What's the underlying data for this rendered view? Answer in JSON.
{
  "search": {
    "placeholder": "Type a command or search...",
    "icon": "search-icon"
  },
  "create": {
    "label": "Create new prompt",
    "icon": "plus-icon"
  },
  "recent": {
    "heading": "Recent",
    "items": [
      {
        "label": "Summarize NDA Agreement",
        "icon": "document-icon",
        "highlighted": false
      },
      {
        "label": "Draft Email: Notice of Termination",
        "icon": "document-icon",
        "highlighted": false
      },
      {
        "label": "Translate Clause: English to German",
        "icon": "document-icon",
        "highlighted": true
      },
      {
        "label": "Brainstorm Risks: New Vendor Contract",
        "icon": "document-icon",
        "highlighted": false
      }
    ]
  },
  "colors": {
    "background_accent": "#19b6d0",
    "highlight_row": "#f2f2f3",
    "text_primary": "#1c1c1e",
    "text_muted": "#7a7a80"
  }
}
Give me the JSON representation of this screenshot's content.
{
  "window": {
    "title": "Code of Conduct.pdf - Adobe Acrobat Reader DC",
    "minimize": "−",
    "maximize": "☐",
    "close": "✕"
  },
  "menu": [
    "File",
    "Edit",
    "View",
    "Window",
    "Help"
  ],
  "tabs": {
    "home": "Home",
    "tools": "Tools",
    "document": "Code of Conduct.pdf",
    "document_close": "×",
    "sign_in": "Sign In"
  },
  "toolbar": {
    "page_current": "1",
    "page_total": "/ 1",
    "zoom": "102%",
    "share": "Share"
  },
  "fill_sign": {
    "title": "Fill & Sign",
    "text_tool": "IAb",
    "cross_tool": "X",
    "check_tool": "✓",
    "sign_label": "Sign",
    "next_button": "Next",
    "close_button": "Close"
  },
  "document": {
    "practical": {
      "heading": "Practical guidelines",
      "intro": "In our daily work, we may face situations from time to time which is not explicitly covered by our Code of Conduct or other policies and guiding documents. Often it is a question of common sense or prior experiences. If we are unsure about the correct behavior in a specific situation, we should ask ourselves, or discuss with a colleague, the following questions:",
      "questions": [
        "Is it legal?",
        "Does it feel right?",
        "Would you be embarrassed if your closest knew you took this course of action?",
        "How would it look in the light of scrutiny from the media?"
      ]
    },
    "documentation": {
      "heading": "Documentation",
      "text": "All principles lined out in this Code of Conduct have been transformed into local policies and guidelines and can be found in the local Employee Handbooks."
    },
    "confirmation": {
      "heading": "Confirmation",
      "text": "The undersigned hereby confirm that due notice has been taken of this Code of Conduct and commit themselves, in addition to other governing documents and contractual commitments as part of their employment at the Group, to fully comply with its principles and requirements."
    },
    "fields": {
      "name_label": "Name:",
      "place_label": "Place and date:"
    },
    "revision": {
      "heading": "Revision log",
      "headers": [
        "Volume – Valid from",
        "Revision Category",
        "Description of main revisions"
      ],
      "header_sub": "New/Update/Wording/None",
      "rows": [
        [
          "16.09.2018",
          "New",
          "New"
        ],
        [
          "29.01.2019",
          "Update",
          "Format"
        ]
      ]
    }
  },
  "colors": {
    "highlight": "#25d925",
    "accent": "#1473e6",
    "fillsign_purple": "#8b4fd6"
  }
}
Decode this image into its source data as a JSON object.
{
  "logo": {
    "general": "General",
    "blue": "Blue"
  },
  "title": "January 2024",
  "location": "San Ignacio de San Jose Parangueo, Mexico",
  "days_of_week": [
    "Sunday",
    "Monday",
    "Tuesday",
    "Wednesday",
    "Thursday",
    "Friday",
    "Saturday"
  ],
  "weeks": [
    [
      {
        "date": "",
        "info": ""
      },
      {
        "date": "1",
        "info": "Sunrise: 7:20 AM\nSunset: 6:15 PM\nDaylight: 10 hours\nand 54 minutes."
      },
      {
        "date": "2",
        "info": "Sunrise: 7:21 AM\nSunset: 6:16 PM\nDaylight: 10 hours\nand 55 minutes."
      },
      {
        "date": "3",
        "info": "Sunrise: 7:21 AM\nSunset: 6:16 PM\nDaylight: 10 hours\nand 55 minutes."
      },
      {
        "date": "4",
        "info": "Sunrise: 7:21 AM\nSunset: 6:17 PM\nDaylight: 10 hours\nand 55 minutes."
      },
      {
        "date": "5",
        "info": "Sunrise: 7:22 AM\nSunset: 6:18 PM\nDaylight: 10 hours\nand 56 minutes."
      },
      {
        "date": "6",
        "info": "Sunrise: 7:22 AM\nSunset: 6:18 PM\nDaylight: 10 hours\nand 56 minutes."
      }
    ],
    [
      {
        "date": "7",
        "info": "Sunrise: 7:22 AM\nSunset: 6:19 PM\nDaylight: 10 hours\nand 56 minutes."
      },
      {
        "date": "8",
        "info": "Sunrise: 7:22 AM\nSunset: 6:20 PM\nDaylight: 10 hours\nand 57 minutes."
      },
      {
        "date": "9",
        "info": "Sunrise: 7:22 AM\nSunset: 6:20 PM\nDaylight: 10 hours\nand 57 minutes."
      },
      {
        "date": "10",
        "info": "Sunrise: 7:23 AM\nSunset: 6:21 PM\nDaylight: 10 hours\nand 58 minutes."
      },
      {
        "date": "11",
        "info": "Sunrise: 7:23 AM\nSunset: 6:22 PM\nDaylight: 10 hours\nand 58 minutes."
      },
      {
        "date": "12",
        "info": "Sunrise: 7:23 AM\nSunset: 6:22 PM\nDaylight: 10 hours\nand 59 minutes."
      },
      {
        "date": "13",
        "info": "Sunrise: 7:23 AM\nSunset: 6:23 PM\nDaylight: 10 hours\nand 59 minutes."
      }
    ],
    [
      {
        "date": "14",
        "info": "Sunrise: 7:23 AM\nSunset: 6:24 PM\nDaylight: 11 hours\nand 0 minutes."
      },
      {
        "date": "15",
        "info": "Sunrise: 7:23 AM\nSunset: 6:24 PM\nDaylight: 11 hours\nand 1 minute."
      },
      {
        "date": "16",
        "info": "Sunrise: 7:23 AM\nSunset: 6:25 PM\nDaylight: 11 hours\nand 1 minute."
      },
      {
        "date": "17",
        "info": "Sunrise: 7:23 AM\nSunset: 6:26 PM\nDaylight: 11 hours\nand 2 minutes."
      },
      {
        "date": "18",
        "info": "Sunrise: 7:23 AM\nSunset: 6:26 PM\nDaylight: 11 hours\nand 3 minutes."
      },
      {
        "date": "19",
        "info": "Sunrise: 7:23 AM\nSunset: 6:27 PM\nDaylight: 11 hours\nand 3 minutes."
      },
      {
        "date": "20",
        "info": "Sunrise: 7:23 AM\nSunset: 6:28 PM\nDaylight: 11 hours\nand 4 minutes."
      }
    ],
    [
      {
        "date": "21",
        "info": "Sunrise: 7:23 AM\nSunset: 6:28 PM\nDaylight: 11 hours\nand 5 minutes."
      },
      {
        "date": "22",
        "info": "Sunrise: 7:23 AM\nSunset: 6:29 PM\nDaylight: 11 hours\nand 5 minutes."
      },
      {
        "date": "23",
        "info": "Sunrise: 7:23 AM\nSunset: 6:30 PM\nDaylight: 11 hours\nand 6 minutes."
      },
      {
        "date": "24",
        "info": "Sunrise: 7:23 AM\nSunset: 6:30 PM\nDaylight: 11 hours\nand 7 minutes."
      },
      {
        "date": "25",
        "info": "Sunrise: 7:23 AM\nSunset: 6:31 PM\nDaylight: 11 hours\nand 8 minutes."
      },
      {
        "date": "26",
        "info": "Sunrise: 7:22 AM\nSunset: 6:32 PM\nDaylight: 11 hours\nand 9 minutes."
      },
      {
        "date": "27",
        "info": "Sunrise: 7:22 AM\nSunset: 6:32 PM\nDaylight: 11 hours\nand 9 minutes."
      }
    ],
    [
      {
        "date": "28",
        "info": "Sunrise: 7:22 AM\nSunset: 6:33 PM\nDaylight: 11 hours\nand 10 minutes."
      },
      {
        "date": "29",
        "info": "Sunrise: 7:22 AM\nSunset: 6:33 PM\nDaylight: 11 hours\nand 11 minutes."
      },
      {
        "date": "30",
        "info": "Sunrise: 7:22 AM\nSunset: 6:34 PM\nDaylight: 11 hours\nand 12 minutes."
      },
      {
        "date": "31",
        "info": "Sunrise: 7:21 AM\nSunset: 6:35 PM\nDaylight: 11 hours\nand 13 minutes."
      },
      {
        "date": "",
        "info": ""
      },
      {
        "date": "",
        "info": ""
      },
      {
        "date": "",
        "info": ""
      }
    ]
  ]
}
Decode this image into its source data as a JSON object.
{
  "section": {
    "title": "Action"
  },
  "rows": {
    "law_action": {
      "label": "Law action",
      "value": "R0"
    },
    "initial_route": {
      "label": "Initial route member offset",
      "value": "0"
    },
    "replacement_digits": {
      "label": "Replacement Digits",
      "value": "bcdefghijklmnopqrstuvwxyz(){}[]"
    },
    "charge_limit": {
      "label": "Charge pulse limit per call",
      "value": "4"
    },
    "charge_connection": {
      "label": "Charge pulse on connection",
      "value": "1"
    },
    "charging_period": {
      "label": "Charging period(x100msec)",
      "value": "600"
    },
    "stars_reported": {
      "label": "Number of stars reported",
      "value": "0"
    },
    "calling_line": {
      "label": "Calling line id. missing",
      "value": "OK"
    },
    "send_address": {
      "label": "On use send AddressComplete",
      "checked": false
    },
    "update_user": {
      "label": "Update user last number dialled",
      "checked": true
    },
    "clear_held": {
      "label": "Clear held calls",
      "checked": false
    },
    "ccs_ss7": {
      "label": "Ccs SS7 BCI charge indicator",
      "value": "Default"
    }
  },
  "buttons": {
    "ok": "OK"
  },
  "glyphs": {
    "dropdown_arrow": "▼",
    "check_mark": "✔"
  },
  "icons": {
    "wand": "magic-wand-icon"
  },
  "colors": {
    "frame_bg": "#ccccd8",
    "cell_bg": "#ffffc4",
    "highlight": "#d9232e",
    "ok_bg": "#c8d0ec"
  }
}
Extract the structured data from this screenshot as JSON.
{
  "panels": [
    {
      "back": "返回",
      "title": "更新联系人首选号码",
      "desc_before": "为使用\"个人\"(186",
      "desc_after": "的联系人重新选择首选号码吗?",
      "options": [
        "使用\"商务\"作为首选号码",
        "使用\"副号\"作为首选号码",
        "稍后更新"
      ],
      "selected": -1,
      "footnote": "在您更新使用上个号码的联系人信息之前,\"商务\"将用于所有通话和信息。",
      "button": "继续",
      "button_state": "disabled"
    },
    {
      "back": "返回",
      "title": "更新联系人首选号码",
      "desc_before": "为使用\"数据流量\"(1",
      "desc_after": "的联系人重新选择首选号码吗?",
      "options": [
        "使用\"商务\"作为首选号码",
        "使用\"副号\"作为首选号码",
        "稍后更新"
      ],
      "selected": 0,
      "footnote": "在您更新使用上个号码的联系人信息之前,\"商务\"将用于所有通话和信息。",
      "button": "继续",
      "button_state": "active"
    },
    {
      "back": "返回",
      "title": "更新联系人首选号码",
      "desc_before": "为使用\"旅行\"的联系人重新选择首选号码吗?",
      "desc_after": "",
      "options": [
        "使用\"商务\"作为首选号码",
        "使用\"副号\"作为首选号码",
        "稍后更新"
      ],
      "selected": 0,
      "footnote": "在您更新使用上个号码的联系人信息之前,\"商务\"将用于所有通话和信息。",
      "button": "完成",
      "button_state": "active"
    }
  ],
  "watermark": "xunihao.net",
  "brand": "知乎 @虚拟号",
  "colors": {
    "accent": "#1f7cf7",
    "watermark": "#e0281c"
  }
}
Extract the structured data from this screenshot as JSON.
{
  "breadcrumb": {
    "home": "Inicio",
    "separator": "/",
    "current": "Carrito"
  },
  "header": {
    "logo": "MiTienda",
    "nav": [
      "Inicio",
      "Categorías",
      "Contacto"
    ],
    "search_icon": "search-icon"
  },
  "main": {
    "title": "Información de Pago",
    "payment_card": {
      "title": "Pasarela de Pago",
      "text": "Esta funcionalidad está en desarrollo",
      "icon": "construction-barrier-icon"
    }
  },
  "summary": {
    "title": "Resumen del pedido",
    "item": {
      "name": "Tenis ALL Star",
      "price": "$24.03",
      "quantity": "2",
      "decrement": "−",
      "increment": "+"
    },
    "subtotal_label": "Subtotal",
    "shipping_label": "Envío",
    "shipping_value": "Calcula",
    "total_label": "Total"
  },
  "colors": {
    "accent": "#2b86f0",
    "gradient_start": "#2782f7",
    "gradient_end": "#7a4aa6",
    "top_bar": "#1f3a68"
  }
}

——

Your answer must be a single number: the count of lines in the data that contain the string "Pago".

** Output **
2